**The problem:**
Please report how many lines in the data below contain "будет". Nothing besides the number should be written.

**Records shown:**

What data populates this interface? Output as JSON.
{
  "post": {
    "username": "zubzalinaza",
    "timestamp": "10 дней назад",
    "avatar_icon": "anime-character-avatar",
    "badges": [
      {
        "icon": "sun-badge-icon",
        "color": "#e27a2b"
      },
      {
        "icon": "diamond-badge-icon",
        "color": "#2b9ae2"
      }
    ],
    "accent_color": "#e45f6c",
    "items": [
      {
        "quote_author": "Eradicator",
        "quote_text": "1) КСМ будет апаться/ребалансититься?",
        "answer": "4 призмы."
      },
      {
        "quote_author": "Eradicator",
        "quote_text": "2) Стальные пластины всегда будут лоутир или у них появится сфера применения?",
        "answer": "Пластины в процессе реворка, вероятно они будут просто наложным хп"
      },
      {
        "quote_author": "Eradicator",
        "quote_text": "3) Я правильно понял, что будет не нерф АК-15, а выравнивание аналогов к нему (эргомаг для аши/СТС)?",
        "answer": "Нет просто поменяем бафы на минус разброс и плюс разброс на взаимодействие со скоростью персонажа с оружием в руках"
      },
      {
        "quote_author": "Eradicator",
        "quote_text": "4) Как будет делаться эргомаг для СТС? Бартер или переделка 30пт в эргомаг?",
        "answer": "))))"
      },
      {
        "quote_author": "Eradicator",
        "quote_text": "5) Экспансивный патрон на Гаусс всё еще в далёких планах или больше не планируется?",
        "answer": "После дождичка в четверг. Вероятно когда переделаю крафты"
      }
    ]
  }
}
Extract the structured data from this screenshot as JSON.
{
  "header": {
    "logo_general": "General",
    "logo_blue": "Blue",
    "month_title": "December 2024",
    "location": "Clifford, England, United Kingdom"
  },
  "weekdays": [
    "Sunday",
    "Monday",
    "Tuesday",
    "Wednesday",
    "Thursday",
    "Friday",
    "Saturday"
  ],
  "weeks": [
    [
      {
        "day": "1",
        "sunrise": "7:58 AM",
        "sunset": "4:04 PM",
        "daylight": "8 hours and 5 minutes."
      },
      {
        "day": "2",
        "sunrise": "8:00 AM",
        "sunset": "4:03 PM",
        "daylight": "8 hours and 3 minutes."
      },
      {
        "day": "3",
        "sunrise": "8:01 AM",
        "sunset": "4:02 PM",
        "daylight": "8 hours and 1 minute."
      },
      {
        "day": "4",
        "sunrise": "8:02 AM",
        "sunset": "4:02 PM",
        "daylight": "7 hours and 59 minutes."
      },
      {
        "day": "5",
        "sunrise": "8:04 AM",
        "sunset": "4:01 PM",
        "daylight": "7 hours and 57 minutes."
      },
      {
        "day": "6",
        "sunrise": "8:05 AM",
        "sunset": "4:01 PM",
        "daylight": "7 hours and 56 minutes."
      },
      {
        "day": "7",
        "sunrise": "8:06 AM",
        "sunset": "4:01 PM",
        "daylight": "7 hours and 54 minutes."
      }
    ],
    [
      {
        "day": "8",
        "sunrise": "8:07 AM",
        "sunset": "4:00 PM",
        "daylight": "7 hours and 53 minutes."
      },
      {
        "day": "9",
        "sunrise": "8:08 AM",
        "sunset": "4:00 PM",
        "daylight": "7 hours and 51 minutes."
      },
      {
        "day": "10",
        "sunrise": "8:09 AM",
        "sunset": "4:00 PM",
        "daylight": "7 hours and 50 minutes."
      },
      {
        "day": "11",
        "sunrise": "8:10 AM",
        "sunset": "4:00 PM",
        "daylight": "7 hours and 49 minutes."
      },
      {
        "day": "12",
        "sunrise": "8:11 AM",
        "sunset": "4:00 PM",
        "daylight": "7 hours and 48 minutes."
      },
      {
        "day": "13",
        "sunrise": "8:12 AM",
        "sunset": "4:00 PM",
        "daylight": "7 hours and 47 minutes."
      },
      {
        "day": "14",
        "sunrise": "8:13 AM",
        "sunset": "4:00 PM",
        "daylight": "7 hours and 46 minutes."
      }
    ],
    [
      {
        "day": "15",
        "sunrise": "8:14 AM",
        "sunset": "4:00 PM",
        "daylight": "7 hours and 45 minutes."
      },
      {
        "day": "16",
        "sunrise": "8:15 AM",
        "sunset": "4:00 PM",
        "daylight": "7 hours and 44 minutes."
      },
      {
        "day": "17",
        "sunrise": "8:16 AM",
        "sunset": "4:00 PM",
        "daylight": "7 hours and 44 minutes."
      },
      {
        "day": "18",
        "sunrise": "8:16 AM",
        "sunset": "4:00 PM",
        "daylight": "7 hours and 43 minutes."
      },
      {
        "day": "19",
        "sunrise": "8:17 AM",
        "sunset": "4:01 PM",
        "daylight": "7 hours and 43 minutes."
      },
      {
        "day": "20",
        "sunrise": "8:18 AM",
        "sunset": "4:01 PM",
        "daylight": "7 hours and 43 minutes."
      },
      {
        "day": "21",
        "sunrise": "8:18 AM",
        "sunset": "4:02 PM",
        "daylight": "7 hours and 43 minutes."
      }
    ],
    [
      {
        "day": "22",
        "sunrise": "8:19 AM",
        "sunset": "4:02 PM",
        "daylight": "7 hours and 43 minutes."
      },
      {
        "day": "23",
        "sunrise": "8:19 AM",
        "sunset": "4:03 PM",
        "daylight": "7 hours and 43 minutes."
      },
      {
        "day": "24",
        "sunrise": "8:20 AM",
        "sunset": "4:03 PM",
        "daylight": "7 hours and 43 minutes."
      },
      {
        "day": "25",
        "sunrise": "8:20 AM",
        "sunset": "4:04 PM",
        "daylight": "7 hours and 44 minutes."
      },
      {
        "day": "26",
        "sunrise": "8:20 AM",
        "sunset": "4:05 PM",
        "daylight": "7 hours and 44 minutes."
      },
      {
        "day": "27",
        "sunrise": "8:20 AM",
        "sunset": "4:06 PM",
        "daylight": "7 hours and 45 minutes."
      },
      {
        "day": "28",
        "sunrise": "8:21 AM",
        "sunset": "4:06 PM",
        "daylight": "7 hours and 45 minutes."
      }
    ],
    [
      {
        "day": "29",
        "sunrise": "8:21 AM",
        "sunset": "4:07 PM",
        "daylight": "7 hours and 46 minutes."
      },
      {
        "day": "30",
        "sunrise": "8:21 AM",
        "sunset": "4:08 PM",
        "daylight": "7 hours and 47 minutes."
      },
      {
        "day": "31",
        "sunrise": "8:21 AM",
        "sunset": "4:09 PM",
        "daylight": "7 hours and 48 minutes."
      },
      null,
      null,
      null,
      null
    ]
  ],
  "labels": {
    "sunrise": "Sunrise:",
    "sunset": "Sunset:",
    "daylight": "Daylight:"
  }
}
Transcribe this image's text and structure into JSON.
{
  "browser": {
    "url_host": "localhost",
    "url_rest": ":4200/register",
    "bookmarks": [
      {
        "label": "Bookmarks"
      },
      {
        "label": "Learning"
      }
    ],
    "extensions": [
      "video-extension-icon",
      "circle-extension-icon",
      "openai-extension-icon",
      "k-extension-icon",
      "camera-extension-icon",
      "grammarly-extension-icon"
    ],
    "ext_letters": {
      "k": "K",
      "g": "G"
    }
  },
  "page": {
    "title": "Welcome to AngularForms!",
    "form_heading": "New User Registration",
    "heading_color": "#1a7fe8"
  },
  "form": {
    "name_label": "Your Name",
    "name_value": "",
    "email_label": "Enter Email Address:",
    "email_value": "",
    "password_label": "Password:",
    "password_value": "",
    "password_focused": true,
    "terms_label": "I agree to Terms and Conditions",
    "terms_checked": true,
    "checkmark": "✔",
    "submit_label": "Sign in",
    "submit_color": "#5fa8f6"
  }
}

**Answer for the task:**
3